◆ Assignment ◆
Copy out all the entries shown below, exactly as they appear.

Extracted data entries
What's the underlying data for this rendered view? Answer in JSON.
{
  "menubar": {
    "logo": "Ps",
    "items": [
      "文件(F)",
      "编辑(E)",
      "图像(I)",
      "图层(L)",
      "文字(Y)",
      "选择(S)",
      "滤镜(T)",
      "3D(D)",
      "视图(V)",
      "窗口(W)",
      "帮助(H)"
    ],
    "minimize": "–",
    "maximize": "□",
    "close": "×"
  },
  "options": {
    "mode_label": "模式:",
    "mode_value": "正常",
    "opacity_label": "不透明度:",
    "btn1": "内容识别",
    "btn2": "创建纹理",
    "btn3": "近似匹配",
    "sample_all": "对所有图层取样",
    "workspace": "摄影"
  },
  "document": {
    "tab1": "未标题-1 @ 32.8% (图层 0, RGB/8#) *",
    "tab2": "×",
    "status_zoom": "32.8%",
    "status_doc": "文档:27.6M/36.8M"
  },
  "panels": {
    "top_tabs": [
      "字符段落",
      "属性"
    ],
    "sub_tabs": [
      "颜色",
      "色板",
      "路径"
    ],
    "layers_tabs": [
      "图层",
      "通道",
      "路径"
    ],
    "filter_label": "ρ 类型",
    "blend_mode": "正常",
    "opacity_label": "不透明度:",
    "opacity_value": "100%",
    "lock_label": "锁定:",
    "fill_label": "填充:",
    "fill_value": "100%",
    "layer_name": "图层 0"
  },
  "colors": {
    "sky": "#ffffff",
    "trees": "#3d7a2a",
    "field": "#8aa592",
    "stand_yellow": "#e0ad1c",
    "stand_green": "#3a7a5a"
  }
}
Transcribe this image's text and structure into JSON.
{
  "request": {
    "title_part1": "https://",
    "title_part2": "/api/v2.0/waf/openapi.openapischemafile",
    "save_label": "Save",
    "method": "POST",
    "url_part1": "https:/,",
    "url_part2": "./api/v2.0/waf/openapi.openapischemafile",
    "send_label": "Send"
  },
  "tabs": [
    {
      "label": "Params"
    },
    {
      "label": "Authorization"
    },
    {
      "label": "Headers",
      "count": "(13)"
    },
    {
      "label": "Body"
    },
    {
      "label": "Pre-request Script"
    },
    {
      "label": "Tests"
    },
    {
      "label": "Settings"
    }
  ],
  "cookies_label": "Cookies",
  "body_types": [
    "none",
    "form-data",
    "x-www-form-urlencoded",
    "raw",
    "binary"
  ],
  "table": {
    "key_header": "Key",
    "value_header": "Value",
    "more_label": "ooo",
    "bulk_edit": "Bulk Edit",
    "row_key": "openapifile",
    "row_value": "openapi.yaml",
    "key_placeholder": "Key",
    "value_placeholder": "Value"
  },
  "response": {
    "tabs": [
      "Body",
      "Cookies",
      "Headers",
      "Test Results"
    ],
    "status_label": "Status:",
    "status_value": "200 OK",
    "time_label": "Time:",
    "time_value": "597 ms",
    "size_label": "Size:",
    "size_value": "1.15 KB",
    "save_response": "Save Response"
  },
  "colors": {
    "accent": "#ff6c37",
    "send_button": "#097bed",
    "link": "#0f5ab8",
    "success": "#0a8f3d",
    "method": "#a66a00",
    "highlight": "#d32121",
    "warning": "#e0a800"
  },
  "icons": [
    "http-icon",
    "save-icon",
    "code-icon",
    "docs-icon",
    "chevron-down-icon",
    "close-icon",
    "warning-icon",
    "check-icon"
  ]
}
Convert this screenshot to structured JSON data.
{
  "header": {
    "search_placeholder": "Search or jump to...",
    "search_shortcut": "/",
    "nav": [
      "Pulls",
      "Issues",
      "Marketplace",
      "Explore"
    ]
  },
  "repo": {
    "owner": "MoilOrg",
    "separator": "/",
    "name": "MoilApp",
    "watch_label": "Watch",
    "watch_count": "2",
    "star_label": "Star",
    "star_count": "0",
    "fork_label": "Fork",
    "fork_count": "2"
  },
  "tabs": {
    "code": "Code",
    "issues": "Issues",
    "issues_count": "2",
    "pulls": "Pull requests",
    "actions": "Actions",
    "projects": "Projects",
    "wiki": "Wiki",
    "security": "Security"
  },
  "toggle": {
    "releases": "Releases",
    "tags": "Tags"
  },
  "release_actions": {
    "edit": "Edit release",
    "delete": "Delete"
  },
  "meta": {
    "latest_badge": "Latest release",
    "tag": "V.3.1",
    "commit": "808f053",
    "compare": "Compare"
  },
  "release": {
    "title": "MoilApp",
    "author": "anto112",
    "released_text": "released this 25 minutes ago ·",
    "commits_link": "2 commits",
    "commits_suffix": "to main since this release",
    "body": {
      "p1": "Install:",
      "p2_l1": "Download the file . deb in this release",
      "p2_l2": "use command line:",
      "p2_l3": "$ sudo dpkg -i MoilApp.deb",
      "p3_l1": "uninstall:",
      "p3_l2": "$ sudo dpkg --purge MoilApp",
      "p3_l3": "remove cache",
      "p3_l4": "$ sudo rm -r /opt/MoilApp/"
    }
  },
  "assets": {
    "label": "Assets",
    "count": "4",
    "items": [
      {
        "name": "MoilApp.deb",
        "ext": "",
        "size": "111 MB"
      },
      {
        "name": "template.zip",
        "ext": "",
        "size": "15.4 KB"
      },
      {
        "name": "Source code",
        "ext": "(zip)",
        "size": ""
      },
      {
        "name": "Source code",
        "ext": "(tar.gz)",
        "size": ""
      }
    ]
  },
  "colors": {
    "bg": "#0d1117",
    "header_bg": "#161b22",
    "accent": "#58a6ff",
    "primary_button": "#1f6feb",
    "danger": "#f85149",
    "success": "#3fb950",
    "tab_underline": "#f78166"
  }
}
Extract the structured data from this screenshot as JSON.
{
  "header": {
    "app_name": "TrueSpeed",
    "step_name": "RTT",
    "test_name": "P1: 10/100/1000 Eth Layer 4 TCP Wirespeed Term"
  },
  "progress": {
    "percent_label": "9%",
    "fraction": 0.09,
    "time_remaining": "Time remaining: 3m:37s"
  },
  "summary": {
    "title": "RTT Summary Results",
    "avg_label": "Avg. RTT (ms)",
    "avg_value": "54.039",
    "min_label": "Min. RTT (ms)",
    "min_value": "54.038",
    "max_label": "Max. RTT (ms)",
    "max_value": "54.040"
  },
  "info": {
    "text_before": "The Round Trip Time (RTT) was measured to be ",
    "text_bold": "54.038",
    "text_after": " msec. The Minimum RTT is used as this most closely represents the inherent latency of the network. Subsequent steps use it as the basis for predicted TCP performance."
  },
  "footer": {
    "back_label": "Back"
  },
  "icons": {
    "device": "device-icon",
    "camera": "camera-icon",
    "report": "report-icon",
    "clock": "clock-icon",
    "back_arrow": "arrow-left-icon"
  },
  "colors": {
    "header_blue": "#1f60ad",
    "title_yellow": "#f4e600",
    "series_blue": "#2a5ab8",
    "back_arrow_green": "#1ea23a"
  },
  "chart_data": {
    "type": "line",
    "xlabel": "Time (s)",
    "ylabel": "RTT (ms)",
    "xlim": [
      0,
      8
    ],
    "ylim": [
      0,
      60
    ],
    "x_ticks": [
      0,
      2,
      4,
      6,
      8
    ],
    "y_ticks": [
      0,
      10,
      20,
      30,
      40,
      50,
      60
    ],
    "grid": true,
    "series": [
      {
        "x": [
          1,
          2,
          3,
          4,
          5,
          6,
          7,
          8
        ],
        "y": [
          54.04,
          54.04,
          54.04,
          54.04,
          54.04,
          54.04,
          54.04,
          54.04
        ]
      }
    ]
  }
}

◆ Task output ◆
What's the underlying data for this rendered view? Answer in JSON.
{
  "menubar": {
    "logo": "Ps",
    "items": [
      "文件(F)",
      "编辑(E)",
      "图像(I)",
      "图层(L)",
      "文字(Y)",
      "选择(S)",
      "滤镜(T)",
      "3D(D)",
      "视图(V)",
      "窗口(W)",
      "帮助(H)"
    ],
    "minimize": "–",
    "maximize": "□",
    "close": "×"
  },
  "options": {
    "mode_label": "模式:",
    "mode_value": "正常",
    "opacity_label": "不透明度:",
    "btn1": "内容识别",
    "btn2": "创建纹理",
    "btn3": "近似匹配",
    "sample_all": "对所有图层取样",
    "workspace": "摄影"
  },
  "document": {
    "tab1": "未标题-1 @ 32.8% (图层 0, RGB/8#) *",
    "tab2": "×",
    "status_zoom": "32.8%",
    "status_doc": "文档:27.6M/36.8M"
  },
  "panels": {
    "top_tabs": [
      "字符段落",
      "属性"
    ],
    "sub_tabs": [
      "颜色",
      "色板",
      "路径"
    ],
    "layers_tabs": [
      "图层",
      "通道",
      "路径"
    ],
    "filter_label": "ρ 类型",
    "blend_mode": "正常",
    "opacity_label": "不透明度:",
    "opacity_value": "100%",
    "lock_label": "锁定:",
    "fill_label": "填充:",
    "fill_value": "100%",
    "layer_name": "图层 0"
  },
  "colors": {
    "sky": "#ffffff",
    "trees": "#3d7a2a",
    "field": "#8aa592",
    "stand_yellow": "#e0ad1c",
    "stand_green": "#3a7a5a"
  }
}
Transcribe this image's text and structure into JSON.
{
  "request": {
    "title_part1": "https://",
    "title_part2": "/api/v2.0/waf/openapi.openapischemafile",
    "save_label": "Save",
    "method": "POST",
    "url_part1": "https:/,",
    "url_part2": "./api/v2.0/waf/openapi.openapischemafile",
    "send_label": "Send"
  },
  "tabs": [
    {
      "label": "Params"
    },
    {
      "label": "Authorization"
    },
    {
      "label": "Headers",
      "count": "(13)"
    },
    {
      "label": "Body"
    },
    {
      "label": "Pre-request Script"
    },
    {
      "label": "Tests"
    },
    {
      "label": "Settings"
    }
  ],
  "cookies_label": "Cookies",
  "body_types": [
    "none",
    "form-data",
    "x-www-form-urlencoded",
    "raw",
    "binary"
  ],
  "table": {
    "key_header": "Key",
    "value_header": "Value",
    "more_label": "ooo",
    "bulk_edit": "Bulk Edit",
    "row_key": "openapifile",
    "row_value": "openapi.yaml",
    "key_placeholder": "Key",
    "value_placeholder": "Value"
  },
  "response": {
    "tabs": [
      "Body",
      "Cookies",
      "Headers",
      "Test Results"
    ],
    "status_label": "Status:",
    "status_value": "200 OK",
    "time_label": "Time:",
    "time_value": "597 ms",
    "size_label": "Size:",
    "size_value": "1.15 KB",
    "save_response": "Save Response"
  },
  "colors": {
    "accent": "#ff6c37",
    "send_button": "#097bed",
    "link": "#0f5ab8",
    "success": "#0a8f3d",
    "method": "#a66a00",
    "highlight": "#d32121",
    "warning": "#e0a800"
  },
  "icons": [
    "http-icon",
    "save-icon",
    "code-icon",
    "docs-icon",
    "chevron-down-icon",
    "close-icon",
    "warning-icon",
    "check-icon"
  ]
}
Convert this screenshot to structured JSON data.
{
  "header": {
    "search_placeholder": "Search or jump to...",
    "search_shortcut": "/",
    "nav": [
      "Pulls",
      "Issues",
      "Marketplace",
      "Explore"
    ]
  },
  "repo": {
    "owner": "MoilOrg",
    "separator": "/",
    "name": "MoilApp",
    "watch_label": "Watch",
    "watch_count": "2",
    "star_label": "Star",
    "star_count": "0",
    "fork_label": "Fork",
    "fork_count": "2"
  },
  "tabs": {
    "code": "Code",
    "issues": "Issues",
    "issues_count": "2",
    "pulls": "Pull requests",
    "actions": "Actions",
    "projects": "Projects",
    "wiki": "Wiki",
    "security": "Security"
  },
  "toggle": {
    "releases": "Releases",
    "tags": "Tags"
  },
  "release_actions": {
    "edit": "Edit release",
    "delete": "Delete"
  },
  "meta": {
    "latest_badge": "Latest release",
    "tag": "V.3.1",
    "commit": "808f053",
    "compare": "Compare"
  },
  "release": {
    "title": "MoilApp",
    "author": "anto112",
    "released_text": "released this 25 minutes ago ·",
    "commits_link": "2 commits",
    "commits_suffix": "to main since this release",
    "body": {
      "p1": "Install:",
      "p2_l1": "Download the file . deb in this release",
      "p2_l2": "use command line:",
      "p2_l3": "$ sudo dpkg -i MoilApp.deb",
      "p3_l1": "uninstall:",
      "p3_l2": "$ sudo dpkg --purge MoilApp",
      "p3_l3": "remove cache",
      "p3_l4": "$ sudo rm -r /opt/MoilApp/"
    }
  },
  "assets": {
    "label": "Assets",
    "count": "4",
    "items": [
      {
        "name": "MoilApp.deb",
        "ext": "",
        "size": "111 MB"
      },
      {
        "name": "template.zip",
        "ext": "",
        "size": "15.4 KB"
      },
      {
        "name": "Source code",
        "ext": "(zip)",
        "size": ""
      },
      {
        "name": "Source code",
        "ext": "(tar.gz)",
        "size": ""
      }
    ]
  },
  "colors": {
    "bg": "#0d1117",
    "header_bg": "#161b22",
    "accent": "#58a6ff",
    "primary_button": "#1f6feb",
    "danger": "#f85149",
    "success": "#3fb950",
    "tab_underline": "#f78166"
  }
}
Extract the structured data from this screenshot as JSON.
{
  "header": {
    "app_name": "TrueSpeed",
    "step_name": "RTT",
    "test_name": "P1: 10/100/1000 Eth Layer 4 TCP Wirespeed Term"
  },
  "progress": {
    "percent_label": "9%",
    "fraction": 0.09,
    "time_remaining": "Time remaining: 3m:37s"
  },
  "summary": {
    "title": "RTT Summary Results",
    "avg_label": "Avg. RTT (ms)",
    "avg_value": "54.039",
    "min_label": "Min. RTT (ms)",
    "min_value": "54.038",
    "max_label": "Max. RTT (ms)",
    "max_value": "54.040"
  },
  "info": {
    "text_before": "The Round Trip Time (RTT) was measured to be ",
    "text_bold": "54.038",
    "text_after": " msec. The Minimum RTT is used as this most closely represents the inherent latency of the network. Subsequent steps use it as the basis for predicted TCP performance."
  },
  "footer": {
    "back_label": "Back"
  },
  "icons": {
    "device": "device-icon",
    "camera": "camera-icon",
    "report": "report-icon",
    "clock": "clock-icon",
    "back_arrow": "arrow-left-icon"
  },
  "colors": {
    "header_blue": "#1f60ad",
    "title_yellow": "#f4e600",
    "series_blue": "#2a5ab8",
    "back_arrow_green": "#1ea23a"
  },
  "chart_data": {
    "type": "line",
    "xlabel": "Time (s)",
    "ylabel": "RTT (ms)",
    "xlim": [
      0,
      8
    ],
    "ylim": [
      0,
      60
    ],
    "x_ticks": [
      0,
      2,
      4,
      6,
      8
    ],
    "y_ticks": [
      0,
      10,
      20,
      30,
      40,
      50,
      60
    ],
    "grid": true,
    "series": [
      {
        "x": [
          1,
          2,
          3,
          4,
          5,
          6,
          7,
          8
        ],
        "y": [
          54.04,
          54.04,
          54.04,
          54.04,
          54.04,
          54.04,
          54.04,
          54.04
        ]
      }
    ]
  }
}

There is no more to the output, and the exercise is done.